Pedestrian Safety, as Brought to You By Florida DOT and NASCAR

You wouldn’t necessarily expect NASCAR, the very embodiment of the macho fast-car fetish in America, to go to bat for pedestrians. But in preparation for yesterday’s “Super Bowl of stock car racing,” the Daytona 500, NASCAR teamed up with the Florida Department of Transportation to help promote pedestrian safety around the event.

The Florida State Highway Patrol did extra enforcement for both pedestrians and motorists at the Daytona 500 this weekend. Image: ##http://www.cfnews13.com/content/news/cfnews13/news/article.html/content/news/articles/cfn/2013/2/23/nascar_fdot_team_up_.html## CFNews13##

But how deep is NASCAR’s commitment to pedestrian safety — or FDOT’s, for that matter?

Florida is the most dangerous state in the nation for pedestrians, according to an analysis by Transportation for America [PDF]. FDOT Secretary Anath Prasad told the local media that the agency is working hard to change that.

“We have doubled our efforts in making sure that we turn around those statistics,” he said. “It is unacceptable in our great state.”

Part of that campaign was the plan to step up enforcement for both pedestrians and motorists around the NASCAR event, which was expected to bring some 250,000 people to the area Sunday. FDOT even sponsored a car, driven by Joe Nemechek, emblazoned with the words “Alert Today, Alive Tomorrow,” a slogan used in the FDOT educational campaign to reduce pedestrian deaths.

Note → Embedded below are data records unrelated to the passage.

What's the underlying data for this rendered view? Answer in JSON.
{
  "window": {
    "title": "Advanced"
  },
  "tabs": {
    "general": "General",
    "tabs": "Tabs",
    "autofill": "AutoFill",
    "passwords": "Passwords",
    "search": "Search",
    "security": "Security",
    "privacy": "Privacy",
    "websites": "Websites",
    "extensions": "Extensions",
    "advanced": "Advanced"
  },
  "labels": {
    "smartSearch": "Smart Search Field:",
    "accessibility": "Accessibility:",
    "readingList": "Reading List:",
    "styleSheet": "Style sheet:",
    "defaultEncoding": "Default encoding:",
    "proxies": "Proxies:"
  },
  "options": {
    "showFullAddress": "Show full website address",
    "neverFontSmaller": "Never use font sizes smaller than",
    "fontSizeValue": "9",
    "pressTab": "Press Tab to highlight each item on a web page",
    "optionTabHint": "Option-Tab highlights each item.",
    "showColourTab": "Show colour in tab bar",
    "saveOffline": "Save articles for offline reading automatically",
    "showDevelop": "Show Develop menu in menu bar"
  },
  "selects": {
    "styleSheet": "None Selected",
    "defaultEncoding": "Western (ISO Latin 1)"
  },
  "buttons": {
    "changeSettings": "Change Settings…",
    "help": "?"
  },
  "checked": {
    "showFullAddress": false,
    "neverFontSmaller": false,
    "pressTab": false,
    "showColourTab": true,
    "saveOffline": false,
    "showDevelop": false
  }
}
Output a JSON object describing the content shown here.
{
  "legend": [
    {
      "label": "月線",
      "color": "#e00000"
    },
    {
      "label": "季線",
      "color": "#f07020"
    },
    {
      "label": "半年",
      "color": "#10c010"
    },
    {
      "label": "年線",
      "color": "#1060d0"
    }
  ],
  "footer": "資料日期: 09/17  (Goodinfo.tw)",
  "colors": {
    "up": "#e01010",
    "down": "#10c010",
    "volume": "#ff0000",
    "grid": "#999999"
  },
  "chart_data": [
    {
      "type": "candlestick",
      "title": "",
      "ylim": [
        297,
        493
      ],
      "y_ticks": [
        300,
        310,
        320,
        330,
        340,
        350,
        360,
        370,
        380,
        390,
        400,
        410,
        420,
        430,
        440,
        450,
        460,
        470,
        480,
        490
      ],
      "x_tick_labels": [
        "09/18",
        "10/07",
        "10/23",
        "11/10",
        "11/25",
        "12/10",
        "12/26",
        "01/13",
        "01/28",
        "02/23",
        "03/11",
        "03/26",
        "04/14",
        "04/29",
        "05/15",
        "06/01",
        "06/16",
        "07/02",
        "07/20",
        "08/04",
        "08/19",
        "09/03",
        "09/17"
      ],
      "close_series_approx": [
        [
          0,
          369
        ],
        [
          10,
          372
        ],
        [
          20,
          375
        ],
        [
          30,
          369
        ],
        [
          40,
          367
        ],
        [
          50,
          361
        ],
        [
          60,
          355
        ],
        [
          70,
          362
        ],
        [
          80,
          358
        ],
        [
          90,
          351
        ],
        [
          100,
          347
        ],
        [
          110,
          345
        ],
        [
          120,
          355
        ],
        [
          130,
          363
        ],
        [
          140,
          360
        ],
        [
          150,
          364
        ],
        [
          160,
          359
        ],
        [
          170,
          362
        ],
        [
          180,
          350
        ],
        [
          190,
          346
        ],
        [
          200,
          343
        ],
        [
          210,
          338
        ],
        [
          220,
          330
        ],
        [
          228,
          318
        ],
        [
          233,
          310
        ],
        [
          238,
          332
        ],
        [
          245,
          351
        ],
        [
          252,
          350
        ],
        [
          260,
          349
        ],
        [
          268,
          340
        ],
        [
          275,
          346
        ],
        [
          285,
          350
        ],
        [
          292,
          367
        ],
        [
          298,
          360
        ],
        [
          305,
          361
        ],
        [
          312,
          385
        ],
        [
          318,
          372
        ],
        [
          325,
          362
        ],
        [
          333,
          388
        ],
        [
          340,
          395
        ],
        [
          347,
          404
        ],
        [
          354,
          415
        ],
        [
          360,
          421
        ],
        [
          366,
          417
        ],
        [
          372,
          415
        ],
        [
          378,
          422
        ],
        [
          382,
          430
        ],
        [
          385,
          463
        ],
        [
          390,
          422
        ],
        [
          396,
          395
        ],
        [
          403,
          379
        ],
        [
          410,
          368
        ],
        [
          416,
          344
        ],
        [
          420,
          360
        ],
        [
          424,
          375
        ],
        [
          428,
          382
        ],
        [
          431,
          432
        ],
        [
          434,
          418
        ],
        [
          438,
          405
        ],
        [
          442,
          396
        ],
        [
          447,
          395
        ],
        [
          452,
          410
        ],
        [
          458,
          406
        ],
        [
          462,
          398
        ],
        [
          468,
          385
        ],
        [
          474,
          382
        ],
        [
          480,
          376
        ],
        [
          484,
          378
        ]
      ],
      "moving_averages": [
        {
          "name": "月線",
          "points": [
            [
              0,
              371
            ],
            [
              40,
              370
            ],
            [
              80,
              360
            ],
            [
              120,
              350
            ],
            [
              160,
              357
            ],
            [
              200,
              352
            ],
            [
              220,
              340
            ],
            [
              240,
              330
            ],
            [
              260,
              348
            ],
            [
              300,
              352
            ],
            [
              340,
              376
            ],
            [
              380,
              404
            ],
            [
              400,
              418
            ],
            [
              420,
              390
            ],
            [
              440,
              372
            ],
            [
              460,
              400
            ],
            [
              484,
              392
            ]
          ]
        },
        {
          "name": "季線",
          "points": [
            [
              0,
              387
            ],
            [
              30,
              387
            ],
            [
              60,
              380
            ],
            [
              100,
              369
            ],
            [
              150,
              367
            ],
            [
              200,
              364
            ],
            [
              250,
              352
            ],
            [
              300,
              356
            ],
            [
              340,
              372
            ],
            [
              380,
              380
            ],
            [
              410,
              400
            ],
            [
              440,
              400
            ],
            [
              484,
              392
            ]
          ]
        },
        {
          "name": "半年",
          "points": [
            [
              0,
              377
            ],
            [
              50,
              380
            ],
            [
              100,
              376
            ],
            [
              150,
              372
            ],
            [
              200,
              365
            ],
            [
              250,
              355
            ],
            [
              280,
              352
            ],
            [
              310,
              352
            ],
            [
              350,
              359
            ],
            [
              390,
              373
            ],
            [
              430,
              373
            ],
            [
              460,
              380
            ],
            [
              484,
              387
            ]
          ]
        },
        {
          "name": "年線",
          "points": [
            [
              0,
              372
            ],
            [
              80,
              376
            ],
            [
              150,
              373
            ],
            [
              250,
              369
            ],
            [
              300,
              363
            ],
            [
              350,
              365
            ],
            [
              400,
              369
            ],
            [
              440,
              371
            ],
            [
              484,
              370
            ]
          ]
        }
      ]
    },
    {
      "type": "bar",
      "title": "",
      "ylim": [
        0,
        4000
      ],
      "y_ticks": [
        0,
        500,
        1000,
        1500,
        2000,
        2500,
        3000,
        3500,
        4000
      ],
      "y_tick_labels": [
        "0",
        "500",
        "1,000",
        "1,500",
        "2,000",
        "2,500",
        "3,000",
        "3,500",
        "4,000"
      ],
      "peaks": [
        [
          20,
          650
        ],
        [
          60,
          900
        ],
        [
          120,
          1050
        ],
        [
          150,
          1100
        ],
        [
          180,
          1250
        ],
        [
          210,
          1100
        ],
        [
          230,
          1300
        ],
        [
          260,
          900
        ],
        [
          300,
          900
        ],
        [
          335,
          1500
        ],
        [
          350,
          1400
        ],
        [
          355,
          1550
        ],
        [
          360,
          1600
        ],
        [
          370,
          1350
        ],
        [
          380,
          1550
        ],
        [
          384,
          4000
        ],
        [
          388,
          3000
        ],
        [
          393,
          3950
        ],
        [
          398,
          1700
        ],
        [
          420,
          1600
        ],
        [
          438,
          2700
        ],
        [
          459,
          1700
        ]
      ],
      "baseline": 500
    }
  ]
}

As part of the campaign, FDOT dispensed some basic, common-sense advice to drivers and pedestrians and said it was seeking improvements to “engineering, enforcement and emergency response.”

We’re glad to hear Florida at least making a verbal commitment to address the grievous problem of pedestrian deaths. But we’d like to see the state get more serious about the engineering portion of this campaign — which would mean not building intersections that look like this.

And while we’re talking enforcement, it’d also be nice if Prasad — who, after recently being ticketed for speeding, raised the speed limit on the very street where he was caught — would practice what he preaches. There is a culture of disrespect to pedestrians in the Sunshine State that seems to pervade all walks of life, from the DOT secretary to the police to average drivers.

If FDOT’s “education campaign” amounts to nothing more than ticketing a few pedestrians — classic victim-blaming — it could, in fact, worsen the structural inequality that makes those on foot so vulnerable.

Instead of an educational campaign about the importance of using crosswalks, how about a few more actual crosswalks, and shorter ones, with pedestrian refuge islands? I think they’d be happy to have them in Miami’s Brickell neighborhood. That would be real progress for Florida pedestrians. Would FDOT get behind that?

NASCAR has other problems. Dozens of spectators were injured at Saturday’s Nationwide Series race at Daytona International Speedway, the latest incident in which fans have been harmed as the result of a crash.

ALSO ON STREETSBLOG

Each year, thousands of Americans are killed while walking on dangerous roads.

The Unequal Toll of Pedestrian Deaths

|
News reports tend to blame the victims of these crashes for transgressions like "distracted walking" or crossing where they shouldn't have. But a new analysis from Smart Growth America highlights how pedestrian deaths are a systemic problem caused by the dangerous design of our streets and transportation systems.

Streets Without Sidewalks Are Killing Florida Pedestrians

|
Florida is the most dangerous state in the nation for pedestrians, according to Transportation for America. More than 5,100 people were killed while walking in the state between 2003 and 2010, and four Florida cities rated among T4A’s list of the most dangerous for walking. But to its credit, the Florida Department of Transportation is trying to change that. A new study […]

The Most Dangerous Places to Walk in America

|
Walking should be the healthiest, most natural activity in the world. It is, after all, one of the first things humans learn to do. But in far too many places, walking can be fatal, thanks to roads designed for speeding cars. In 2012, 4,743 pedestrians lost their lives in traffic collisions in the U.S., and […]